You also got a decission layer which queries this only when it can expect the right data?

Sorry to be pedantic but what does ‘this’ refer to? I assume you mean ‘this’ = ‘knowledge graph’ vs a vector database query engine?

The short answer is yes, but the exact structure should depend on what you’re looking to do - you can certainly set it up where it only queries the knowledge graph for problematic questions.

Nah just wanted to ask if you have that already. Thought you might need some help.

Nice visualisation though.

I maintain the chat history, but I don’t send it to the model (with the question) – instead, I use it to create a standalone question which I send to the model along with the context documents. I’ve not had any problems (ever) with hallucination in my RAG implementation. When the answer isn’t in the retrieved documents, the model (whether gpt-3.5, gpt-3.5-turbo or gpt-4) always responds as it it is instructed by the system prompt (which is also always sent with the standalone question).


Have you used any tool in your RAG implementation?
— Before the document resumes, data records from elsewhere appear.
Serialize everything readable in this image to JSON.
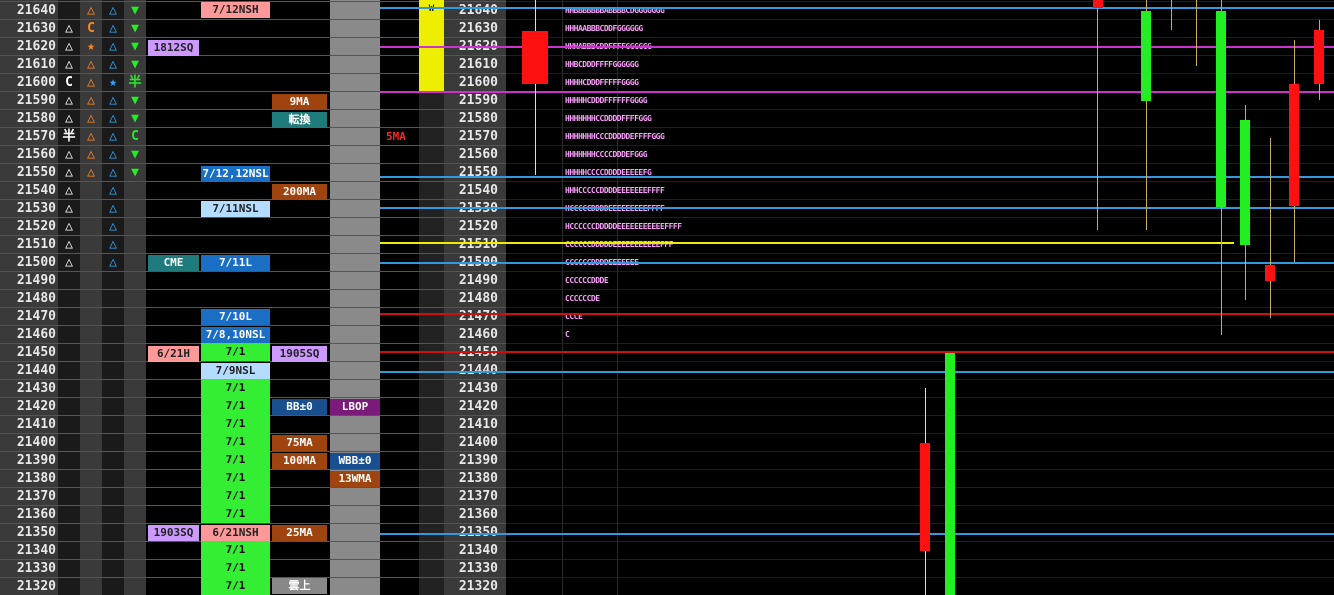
{
  "prices": [
    "21640",
    "21630",
    "21620",
    "21610",
    "21600",
    "21590",
    "21580",
    "21570",
    "21560",
    "21550",
    "21540",
    "21530",
    "21520",
    "21510",
    "21500",
    "21490",
    "21480",
    "21470",
    "21460",
    "21450",
    "21440",
    "21430",
    "21420",
    "21410",
    "21400",
    "21390",
    "21380",
    "21370",
    "21360",
    "21350",
    "21340",
    "21330",
    "21320"
  ],
  "col1": [
    "",
    "△",
    "△",
    "△",
    "C",
    "△",
    "△",
    "半",
    "△",
    "△",
    "△",
    "△",
    "△",
    "△",
    "△",
    "",
    "",
    "",
    "",
    "",
    "",
    "",
    "",
    "",
    "",
    "",
    "",
    "",
    "",
    "",
    "",
    "",
    ""
  ],
  "col2": [
    "△",
    "C",
    "★",
    "△",
    "△",
    "△",
    "△",
    "△",
    "△",
    "△",
    "",
    "",
    "",
    "",
    "",
    "",
    "",
    "",
    "",
    "",
    "",
    "",
    "",
    "",
    "",
    "",
    "",
    "",
    "",
    "",
    "",
    "",
    ""
  ],
  "col3": [
    "△",
    "△",
    "△",
    "△",
    "★",
    "△",
    "△",
    "△",
    "△",
    "△",
    "△",
    "△",
    "△",
    "△",
    "△",
    "",
    "",
    "",
    "",
    "",
    "",
    "",
    "",
    "",
    "",
    "",
    "",
    "",
    "",
    "",
    "",
    "",
    ""
  ],
  "col4": [
    "▼",
    "▼",
    "▼",
    "▼",
    "半",
    "▼",
    "▼",
    "C",
    "▼",
    "▼",
    "",
    "",
    "",
    "",
    "",
    "",
    "",
    "",
    "",
    "",
    "",
    "",
    "",
    "",
    "",
    "",
    "",
    "",
    "",
    "",
    "",
    "",
    ""
  ],
  "labels": {
    "d1812": "1812SQ",
    "cme": "CME",
    "h621": "6/21H",
    "d1903": "1903SQ",
    "nsh712": "7/12NSH",
    "nsl712": "7/12,12NSL",
    "nsl711": "7/11NSL",
    "l711": "7/11L",
    "l710": "7/10L",
    "nsl78": "7/8,10NSL",
    "d71": "7/1",
    "nsl79": "7/9NSL",
    "nsh621": "6/21NSH",
    "ma9": "9MA",
    "tenkan": "転換",
    "ma200": "200MA",
    "sq1905": "1905SQ",
    "bb": "BB±0",
    "ma75": "75MA",
    "ma100": "100MA",
    "ma25": "25MA",
    "kumo": "雲上",
    "lbop": "LBOP",
    "wbb": "WBB±0",
    "wma13": "13WMA",
    "ma5": "5MA",
    "w": "W"
  },
  "tpo_rows": [
    "HHBBBBBBBABBBBCDGGGGGGG",
    "HHHAABBBCDDFGGGGGG",
    "HHHABBBCDDFFFFGGGGGG",
    "HHBCDDDFFFFGGGGGG",
    "HHHHCDDDFFFFFGGGG",
    "HHHHHCDDDFFFFFFGGGG",
    "HHHHHHHCCDDDDFFFFGGG",
    "HHHHHHHCCCDDDDDEFFFFGGG",
    "HHHHHHHCCCCDDDEFGGG",
    "HHHHHCCCCDDDDEEEEEFG",
    "HHHCCCCCDDDDEEEEEEEFFFF",
    "HCCCCCDDDDEEEEEEEEEFFFF",
    "HCCCCCCDDDDDEEEEEEEEEEEFFFF",
    "CCCCCCDDDDDEEEEEEEEEEEFFF",
    "CCCCCCDDDDEEEEEEE",
    "CCCCCCDDDE",
    "CCCCCCDE",
    "CCCE",
    "C"
  ],
  "colors": {
    "up": "#22ee22",
    "down": "#ff1111",
    "blue_line": "#3399dd",
    "magenta_line": "#cc33cc",
    "yellow_line": "#eeee00",
    "red_line": "#cc1111"
  }
}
I noticed, a chat model starts to hallucinate more often when it has more ‘power’. I also didn’t noticed any hallucinations with in a simple RAG app that only retrieve data from my documents, but when I added 1 more tool, the model sometimes ignore instructions and does whatever it wants